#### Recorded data
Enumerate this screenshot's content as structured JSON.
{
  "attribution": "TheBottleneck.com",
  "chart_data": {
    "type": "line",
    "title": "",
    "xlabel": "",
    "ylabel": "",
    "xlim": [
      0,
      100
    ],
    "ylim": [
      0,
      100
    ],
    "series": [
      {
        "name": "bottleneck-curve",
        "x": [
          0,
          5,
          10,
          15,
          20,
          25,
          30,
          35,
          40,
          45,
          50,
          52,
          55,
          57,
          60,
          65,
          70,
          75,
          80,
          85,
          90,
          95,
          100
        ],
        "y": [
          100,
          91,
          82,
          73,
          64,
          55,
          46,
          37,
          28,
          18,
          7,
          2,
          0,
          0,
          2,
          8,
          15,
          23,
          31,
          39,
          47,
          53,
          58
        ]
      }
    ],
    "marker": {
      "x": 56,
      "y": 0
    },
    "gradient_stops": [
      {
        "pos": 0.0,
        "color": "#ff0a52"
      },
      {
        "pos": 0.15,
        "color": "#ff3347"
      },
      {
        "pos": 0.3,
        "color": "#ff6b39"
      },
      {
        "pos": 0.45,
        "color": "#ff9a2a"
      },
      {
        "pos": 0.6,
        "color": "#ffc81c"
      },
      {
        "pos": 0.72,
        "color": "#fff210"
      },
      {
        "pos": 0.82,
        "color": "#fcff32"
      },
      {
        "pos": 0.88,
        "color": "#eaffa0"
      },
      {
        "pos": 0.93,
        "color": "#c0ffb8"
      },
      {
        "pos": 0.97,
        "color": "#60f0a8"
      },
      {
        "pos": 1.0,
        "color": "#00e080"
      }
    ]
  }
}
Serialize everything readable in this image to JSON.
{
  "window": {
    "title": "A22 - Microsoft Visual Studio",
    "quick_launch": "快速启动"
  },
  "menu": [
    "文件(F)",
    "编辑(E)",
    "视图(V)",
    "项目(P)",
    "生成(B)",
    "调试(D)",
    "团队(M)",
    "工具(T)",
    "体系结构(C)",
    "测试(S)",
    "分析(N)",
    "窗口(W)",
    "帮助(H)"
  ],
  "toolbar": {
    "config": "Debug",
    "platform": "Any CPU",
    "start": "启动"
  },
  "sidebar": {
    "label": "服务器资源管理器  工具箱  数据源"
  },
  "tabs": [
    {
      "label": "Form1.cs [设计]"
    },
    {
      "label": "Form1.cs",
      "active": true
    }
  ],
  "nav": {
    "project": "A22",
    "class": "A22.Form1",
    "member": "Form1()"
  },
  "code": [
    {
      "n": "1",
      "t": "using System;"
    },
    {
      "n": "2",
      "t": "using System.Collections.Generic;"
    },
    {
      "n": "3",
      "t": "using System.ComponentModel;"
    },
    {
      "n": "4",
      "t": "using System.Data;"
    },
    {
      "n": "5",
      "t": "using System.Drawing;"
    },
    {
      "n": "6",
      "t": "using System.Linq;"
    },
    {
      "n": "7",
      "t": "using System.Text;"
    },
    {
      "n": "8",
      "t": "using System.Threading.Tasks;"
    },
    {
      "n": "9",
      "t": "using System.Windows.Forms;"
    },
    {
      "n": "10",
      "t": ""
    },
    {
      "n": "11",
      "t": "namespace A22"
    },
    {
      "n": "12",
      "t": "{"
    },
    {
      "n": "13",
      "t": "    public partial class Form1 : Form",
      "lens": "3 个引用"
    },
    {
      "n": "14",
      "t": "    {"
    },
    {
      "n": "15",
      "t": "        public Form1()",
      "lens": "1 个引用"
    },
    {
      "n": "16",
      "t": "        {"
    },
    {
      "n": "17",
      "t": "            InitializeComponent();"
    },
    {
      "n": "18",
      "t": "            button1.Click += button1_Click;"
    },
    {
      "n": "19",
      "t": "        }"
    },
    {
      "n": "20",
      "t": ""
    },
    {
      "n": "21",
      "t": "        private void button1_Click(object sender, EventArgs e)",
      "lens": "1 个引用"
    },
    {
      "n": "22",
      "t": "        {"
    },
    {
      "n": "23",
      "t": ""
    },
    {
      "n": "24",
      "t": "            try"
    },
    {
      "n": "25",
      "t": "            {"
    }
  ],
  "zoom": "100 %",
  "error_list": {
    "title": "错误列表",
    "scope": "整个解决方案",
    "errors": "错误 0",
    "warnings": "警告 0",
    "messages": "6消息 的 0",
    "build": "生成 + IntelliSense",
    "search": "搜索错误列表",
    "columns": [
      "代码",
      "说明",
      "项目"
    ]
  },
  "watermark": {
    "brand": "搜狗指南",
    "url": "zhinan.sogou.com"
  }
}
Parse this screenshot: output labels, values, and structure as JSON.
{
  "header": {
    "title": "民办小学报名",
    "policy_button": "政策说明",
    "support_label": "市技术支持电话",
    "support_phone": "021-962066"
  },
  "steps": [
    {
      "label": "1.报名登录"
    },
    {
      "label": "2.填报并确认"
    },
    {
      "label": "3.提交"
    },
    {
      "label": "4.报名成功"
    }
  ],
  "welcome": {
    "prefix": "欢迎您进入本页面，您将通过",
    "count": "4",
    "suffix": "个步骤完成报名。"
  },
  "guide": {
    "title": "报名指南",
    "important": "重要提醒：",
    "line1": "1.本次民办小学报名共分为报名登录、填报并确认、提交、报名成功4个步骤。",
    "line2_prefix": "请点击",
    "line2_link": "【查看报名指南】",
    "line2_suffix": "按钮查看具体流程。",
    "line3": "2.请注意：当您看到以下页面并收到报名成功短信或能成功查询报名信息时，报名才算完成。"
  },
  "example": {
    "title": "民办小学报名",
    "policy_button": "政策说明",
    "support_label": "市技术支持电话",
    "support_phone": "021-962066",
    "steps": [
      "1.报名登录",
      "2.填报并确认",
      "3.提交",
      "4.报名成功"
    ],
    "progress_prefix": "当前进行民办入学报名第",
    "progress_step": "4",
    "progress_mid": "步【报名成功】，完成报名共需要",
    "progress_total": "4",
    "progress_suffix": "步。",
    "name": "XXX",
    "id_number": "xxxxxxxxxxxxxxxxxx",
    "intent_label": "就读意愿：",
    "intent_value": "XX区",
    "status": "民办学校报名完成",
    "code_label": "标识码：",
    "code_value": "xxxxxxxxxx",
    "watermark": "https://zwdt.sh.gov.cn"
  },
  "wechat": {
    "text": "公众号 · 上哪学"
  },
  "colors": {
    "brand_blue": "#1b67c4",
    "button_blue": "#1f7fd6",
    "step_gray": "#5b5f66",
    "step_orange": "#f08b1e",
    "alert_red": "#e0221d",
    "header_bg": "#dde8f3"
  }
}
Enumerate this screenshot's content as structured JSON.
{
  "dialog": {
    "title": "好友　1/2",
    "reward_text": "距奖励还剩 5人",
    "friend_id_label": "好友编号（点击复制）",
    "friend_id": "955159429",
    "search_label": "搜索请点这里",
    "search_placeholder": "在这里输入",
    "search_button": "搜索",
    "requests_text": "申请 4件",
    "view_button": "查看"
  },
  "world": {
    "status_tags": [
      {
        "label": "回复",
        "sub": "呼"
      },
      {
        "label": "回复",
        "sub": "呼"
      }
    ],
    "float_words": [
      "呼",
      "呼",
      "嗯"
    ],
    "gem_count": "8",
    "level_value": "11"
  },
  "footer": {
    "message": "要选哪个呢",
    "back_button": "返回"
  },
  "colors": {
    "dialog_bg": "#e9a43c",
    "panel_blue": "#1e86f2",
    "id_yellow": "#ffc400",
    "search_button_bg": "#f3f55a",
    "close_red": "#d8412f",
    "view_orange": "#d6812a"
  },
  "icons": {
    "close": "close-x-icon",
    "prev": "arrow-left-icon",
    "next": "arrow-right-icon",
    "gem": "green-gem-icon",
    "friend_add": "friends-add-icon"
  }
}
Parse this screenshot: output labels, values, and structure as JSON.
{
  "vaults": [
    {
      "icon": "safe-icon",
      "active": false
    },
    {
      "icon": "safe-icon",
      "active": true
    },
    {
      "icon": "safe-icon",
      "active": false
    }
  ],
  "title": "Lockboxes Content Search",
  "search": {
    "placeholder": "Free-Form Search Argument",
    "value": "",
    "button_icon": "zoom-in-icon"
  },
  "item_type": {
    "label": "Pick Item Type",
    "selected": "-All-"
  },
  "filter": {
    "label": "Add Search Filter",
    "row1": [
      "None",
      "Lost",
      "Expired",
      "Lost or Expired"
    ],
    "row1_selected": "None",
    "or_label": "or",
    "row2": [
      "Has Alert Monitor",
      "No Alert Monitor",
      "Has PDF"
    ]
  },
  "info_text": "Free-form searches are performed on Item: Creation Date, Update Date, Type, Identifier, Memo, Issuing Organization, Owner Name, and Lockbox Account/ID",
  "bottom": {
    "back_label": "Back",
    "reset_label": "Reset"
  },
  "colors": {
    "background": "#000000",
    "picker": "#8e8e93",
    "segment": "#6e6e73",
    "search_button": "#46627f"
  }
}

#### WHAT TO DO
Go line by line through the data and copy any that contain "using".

#### SOLUTION
      "t": "using System;"
      "t": "using System.Collections.Generic;"
      "t": "using System.ComponentModel;"
      "t": "using System.Data;"
      "t": "using System.Drawing;"
      "t": "using System.Linq;"
      "t": "using System.Text;"
      "t": "using System.Threading.Tasks;"
      "t": "using System.Windows.Forms;"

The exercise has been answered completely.